----- Record excerpts
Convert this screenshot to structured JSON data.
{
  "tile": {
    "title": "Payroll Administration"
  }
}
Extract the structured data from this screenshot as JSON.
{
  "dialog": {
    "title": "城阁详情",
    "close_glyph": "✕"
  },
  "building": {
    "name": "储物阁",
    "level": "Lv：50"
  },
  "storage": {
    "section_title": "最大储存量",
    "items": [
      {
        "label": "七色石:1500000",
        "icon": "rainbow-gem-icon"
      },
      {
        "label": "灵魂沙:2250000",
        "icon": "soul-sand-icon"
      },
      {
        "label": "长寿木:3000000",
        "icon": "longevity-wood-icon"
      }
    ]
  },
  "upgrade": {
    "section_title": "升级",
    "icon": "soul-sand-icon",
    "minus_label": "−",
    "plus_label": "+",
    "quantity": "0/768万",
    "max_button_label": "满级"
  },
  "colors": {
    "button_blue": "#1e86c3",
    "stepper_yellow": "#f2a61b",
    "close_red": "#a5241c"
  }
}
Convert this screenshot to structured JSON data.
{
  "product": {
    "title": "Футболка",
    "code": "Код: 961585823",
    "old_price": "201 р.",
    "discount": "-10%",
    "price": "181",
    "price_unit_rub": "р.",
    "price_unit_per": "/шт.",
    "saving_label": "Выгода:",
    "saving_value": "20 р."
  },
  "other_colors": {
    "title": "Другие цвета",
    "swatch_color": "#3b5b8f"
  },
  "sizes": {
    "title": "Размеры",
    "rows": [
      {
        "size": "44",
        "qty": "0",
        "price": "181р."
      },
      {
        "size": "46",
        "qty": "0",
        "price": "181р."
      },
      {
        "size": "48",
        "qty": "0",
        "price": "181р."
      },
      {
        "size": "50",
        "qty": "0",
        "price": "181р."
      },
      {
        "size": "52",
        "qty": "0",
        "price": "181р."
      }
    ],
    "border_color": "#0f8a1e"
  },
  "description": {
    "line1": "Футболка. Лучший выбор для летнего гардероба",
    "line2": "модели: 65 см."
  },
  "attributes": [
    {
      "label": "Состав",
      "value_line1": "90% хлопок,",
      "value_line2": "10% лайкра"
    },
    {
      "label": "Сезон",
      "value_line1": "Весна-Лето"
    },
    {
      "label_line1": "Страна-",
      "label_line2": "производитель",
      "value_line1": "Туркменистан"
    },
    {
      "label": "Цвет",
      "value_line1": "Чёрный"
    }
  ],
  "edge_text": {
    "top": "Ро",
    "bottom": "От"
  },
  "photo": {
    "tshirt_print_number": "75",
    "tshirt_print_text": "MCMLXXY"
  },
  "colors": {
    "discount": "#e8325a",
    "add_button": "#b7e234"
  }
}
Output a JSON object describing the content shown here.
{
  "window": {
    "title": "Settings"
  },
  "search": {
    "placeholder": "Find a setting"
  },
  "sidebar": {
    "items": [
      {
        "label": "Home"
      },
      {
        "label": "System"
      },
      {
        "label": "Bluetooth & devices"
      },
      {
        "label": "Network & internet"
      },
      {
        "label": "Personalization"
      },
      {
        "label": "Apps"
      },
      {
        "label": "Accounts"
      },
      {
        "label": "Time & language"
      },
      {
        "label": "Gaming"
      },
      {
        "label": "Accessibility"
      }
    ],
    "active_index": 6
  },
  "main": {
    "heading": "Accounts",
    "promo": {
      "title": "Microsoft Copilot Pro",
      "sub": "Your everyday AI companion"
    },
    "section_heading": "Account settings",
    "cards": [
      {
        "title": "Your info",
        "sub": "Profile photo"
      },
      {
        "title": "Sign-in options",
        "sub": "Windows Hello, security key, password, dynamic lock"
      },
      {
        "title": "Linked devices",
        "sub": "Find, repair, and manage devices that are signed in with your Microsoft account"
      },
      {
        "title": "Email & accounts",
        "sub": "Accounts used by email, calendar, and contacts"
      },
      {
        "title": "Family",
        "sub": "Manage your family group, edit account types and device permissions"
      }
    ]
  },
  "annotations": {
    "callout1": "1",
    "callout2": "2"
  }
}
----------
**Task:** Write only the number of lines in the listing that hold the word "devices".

**Expected output:** 3